National Grid must speed up waiting times for new energy projects or risk the UK failing to meet its ambitious solar power generation targets, the UK’s leading solar industry body has warned.
Solar Energy UK told City A.M. that many projects have been told that they have a 10-15 year wait to get a connection.
The amount of time required to secure grid connections was causing a bottleneck for future growth plans.
A spokesperson said: “Many larger projects, whether solar farms or mounted on warehouse rooftops, are unable to connect to the grid and waiting times for upgrades can stretch long into the 2030s.”
Similar concerns have been raised in the offshore and onshore wind industry.
It also raised concerns over the lack of capacity in the electricity grid with the government aiming for a five-fold boost in solar power from 14GW to 70GW by 2035, despite only 15GW of capacity being available.
“Securing investment in reinforcing the UK’s electricity networks is priority number one for the solar industry,” the spokesperson added.
City A.M. understands an industry task force to boost expansion could be announced in the coming weeks to help deal with industry issues.
In the last four years, the number of projects applying to connect to the UK power system has quadrupled, and this year the number is expected to rise even further.
The total pipeline of contracted capacity across England and Wales stands at 176GW, which compares with 65GW connected across the country today.
National Grid told City A.M. 60 per cent of the projects in the pipeline to connect have secured connection dates within 12 months of their requested date.
It also confirmed it is bound by the terms of its licence to manage connection requests on a ‘first come, first served’ basis, limiting its ability to bring forward projects that are ready to proceed.

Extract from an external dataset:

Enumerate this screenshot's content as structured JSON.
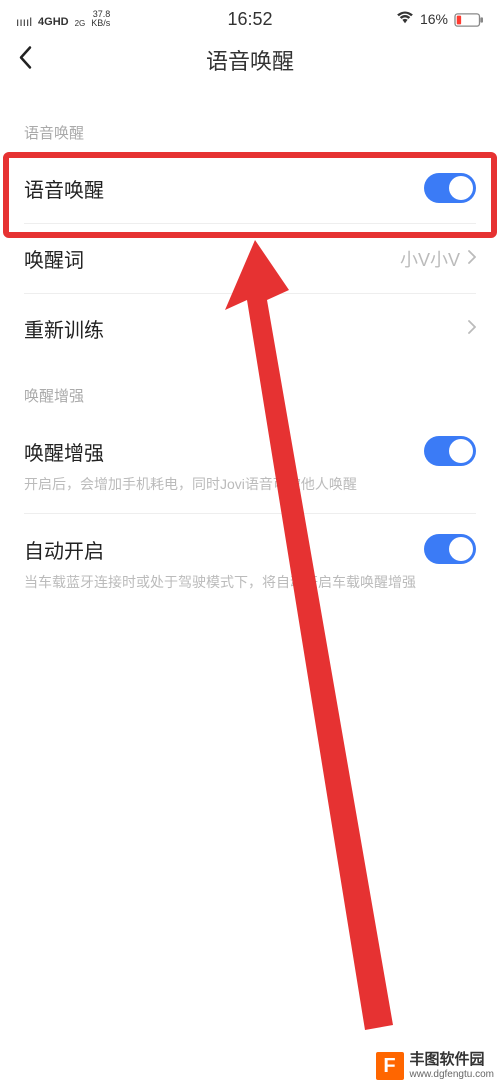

A spokesperson for National Grid said: “We’re committed to connecting projects to the grid as fast as possible. A majority of projects in the pipeline have connection dates within 12 months of their requested date, and we’re working with the electricity system operator, Ofgem and wider industry to introduce new ways to speed up the process for others.”
To speed up connections to the transmission network, National Grid is offering a one-off amnesty for projects that want to exit the queue, and is aiming to make its queue more rigorous.

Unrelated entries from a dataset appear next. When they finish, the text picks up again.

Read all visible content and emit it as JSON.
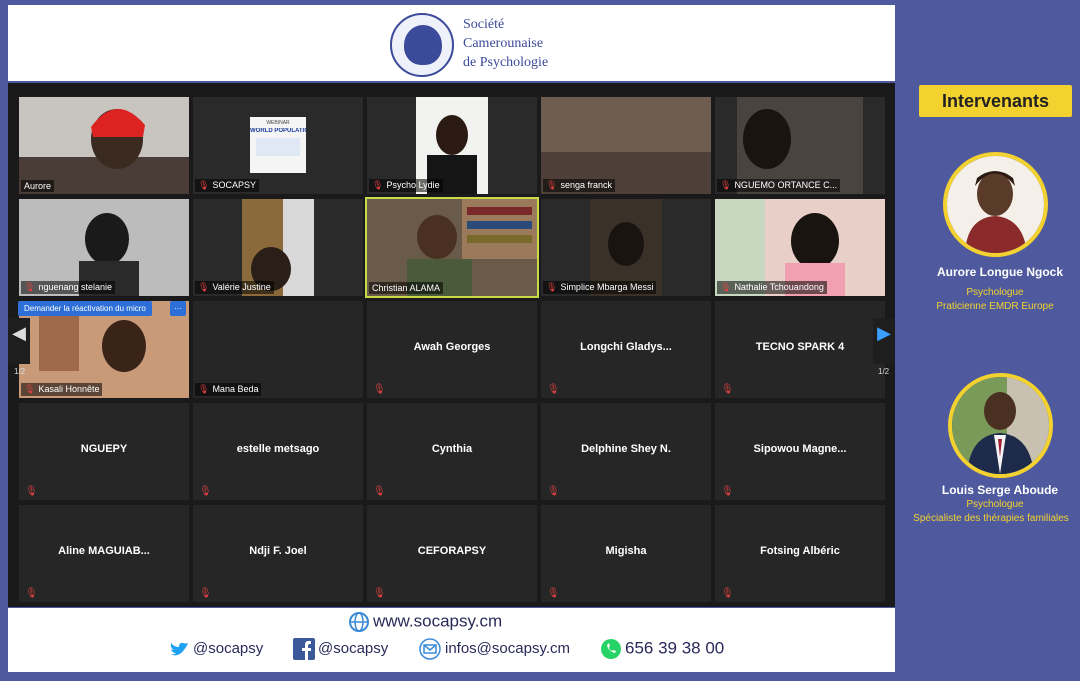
{
  "header": {
    "org_line1": "Société",
    "org_line2": "Camerounaise",
    "org_line3": "de Psychologie"
  },
  "grid": {
    "rows": [
      [
        {
          "label": "Aurore",
          "mic_off": false,
          "video": true
        },
        {
          "label": "SOCAPSY",
          "mic_off": true,
          "video": true
        },
        {
          "label": "Psycho Lydie",
          "mic_off": true,
          "video": true
        },
        {
          "label": "senga franck",
          "mic_off": true,
          "video": true
        },
        {
          "label": "NGUEMO ORTANCE C...",
          "mic_off": true,
          "video": true
        }
      ],
      [
        {
          "label": "nguenang stelanie",
          "mic_off": true,
          "video": true
        },
        {
          "label": "Valérie Justine",
          "mic_off": true,
          "video": true
        },
        {
          "label": "Christian ALAMA",
          "mic_off": false,
          "video": true,
          "active": true
        },
        {
          "label": "Simplice Mbarga Messi",
          "mic_off": true,
          "video": true
        },
        {
          "label": "Nathalie Tchouandong",
          "mic_off": true,
          "video": true
        }
      ],
      [
        {
          "label": "Kasali Honnête",
          "mic_off": true,
          "video": true
        },
        {
          "label": "Mana Beda",
          "mic_off": true,
          "video": false
        },
        {
          "name": "Awah Georges"
        },
        {
          "name": "Longchi  Gladys..."
        },
        {
          "name": "TECNO SPARK 4"
        }
      ],
      [
        {
          "name": "NGUEPY"
        },
        {
          "name": "estelle metsago"
        },
        {
          "name": "Cynthia"
        },
        {
          "name": "Delphine Shey N."
        },
        {
          "name": "Sipowou  Magne..."
        }
      ],
      [
        {
          "name": "Aline  MAGUIAB..."
        },
        {
          "name": "Ndji F. Joel"
        },
        {
          "name": "CEFORAPSY"
        },
        {
          "name": "Migisha"
        },
        {
          "name": "Fotsing Albéric"
        }
      ]
    ],
    "request_label": "Demander la réactivation du micro",
    "more_label": "···",
    "page_left": "1/2",
    "page_right": "1/2",
    "slide_title": "WORLD POPULATION DA",
    "slide_kicker": "WEBINAR"
  },
  "footer": {
    "website": "www.socapsy.cm",
    "twitter": "@socapsy",
    "facebook": "@socapsy",
    "email": "infos@socapsy.cm",
    "phone": "656 39 38 00"
  },
  "sidebar": {
    "title": "Intervenants",
    "speakers": [
      {
        "name": "Aurore Longue Ngock",
        "role": "Psychologue",
        "detail": "Praticienne EMDR Europe"
      },
      {
        "name": "Louis Serge Aboude",
        "role": "Psychologue",
        "detail": "Spécialiste des thérapies familiales"
      }
    ]
  },
  "colors": {
    "background": "#4f5a9e",
    "accent": "#f3d230",
    "brand": "#3b4a9a",
    "active_speaker": "#c9d94a",
    "mic_muted": "#e04040"
  }
}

There have been positive developments for new larger scale projects, with the construction beginning on the country’s biggest solar farm Project Fortress.
This is the largest domestic solar firm under construction, being built at Cleve Hill, Kent, across 900 acres of countryside.
It was granted development consent in May 2020 and was the first solar project to be approved as a nationally significant infrastructure project.
The project is set to be completed and connected to the National Grid early next year.
Once completed, it will offer enough renewable power each year to meet the energy needs of about 100,000 UK homes.
The project has been backed by Quinbrook Infrastructure Partners and supported by the government’s contracts for difference (CFD) scheme.
This involves a 15-year deal in which Quinbrook will be paid a fixed price for the electricity generated, with revenues adjusted for inflation and the cost paid by consumers through their energy bills.
Solar Energy UK welcomed the development.
Gemma Grimes, director of policy and delivery at Solar Energy UK ,said: “The start of its construction marks another step forward for decarbonising the electricity system and achieving cheaper bills for consumers, especially considering that a number of other installations of comparable scale are also in the pipeline. The lessons learned in its development will no doubt filter through the industry as a whole.”